E. beschrifteter Briefumschlag
Autograph ist nicht mehr verfügbar

Immanuel Kant (1724-1804), Philosoph. E. beschrifteter Briefumschlag, o. O. u. D., eine Seite quer-8°. Unregelmäßig ausgeschnitten. Fleckig und gebräunt. „An Herrn | Professor Tieftrunk | in Halle“. – Tieftrunk – laut ADB ein „durch schriftstellerische Fruchtbarkeit, aber auch durch breite Redseligkeit bekannter Kantianer älteren Stils“ – wurde 1792 Professor für Philosophie in Halle. – Aus der Sammlung Künzel.


Kant, Immanuel

Eigenh. Manuskript.
Autograph ist nicht mehr verfügbar
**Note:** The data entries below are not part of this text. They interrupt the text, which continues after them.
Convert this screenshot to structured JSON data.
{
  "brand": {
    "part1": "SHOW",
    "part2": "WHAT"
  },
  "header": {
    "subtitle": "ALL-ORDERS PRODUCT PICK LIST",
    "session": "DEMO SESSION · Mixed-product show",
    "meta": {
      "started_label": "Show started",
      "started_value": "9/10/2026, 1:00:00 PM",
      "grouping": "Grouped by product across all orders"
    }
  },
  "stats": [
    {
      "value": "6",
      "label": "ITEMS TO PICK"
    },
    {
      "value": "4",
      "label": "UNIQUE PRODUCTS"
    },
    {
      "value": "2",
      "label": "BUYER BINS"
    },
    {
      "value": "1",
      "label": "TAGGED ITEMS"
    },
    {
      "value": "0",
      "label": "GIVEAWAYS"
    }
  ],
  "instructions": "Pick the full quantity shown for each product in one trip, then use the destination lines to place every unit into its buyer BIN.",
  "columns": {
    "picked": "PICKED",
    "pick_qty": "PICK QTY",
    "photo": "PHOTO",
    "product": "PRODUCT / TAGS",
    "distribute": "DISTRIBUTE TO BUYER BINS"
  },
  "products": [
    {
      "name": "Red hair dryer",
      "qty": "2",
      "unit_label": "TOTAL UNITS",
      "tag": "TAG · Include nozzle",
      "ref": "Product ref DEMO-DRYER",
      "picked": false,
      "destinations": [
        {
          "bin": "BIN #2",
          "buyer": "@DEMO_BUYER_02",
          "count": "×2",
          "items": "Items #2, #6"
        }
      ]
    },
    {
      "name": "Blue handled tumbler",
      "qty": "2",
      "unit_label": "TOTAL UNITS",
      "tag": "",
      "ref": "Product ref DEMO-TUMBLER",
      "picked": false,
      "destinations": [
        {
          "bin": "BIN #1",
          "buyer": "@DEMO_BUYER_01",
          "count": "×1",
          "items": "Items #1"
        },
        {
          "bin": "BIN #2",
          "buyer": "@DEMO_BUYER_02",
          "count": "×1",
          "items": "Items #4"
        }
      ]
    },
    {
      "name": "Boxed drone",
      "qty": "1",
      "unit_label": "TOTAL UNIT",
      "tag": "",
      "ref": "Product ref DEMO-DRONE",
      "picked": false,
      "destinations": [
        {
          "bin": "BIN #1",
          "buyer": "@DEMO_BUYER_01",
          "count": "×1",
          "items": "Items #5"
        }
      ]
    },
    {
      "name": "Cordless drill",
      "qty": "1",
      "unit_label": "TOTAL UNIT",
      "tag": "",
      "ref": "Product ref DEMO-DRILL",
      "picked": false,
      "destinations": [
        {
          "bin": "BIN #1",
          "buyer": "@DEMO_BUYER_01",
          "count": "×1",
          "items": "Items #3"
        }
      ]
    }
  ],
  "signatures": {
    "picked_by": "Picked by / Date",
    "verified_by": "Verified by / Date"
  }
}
Thoughts about society and about taste. “V. The most important means of finding anywhere the happiness of life is society. Hence originates the need for society, but after having experienced it for a long time, there comes the longing for retreat, to be secluded from society. … Man is seeking unity with other people, whereas nature wants discord in order to spur incessant action. Friendship resulting from affection is a mere idea. He is sociable who can be a pleasant part of any society. My dear friends, there is no friend …” Satisfaction and happiness in society only result from useful work for society. “… One can only live a useful life in one’s own eyes by acting, not by enjoying. A useful man is at the same time a happy man, especially if he has restrained his self-interest. If one is used to seeking happiness in distraction, the mood becomes empty in solitude and a horrible wasteland…” – The second page, entitled, ‘Taste’, contains thoughts on esthetics. “All that is pleasing without any interest is beautiful. All that interests us, but only insofar as it is created by the subject itself, is good. All that is pleasing for objective reasons is beautiful …”. – With light foxing. – The leaf was part of Kant’s personal copy of his work ‘Observations on the sensation of the beautiful and the sublime”, published in 1766 in Konigsberg, with abundant additions by the author. On the lower level, there is a two-line addendum in the hand of the clergyman Christian Friedrich Puttlich († 1836), who had attended Kant’s lectures and in whose legacy the leaf was found. – First published with unimportant divergences by Arthur Warda under the title ‘Three single leafs from Kant’s legacy’, in: Altpreussische Monatsschrift Vol. XXXX, 7/8, of which an offprint is enclosed.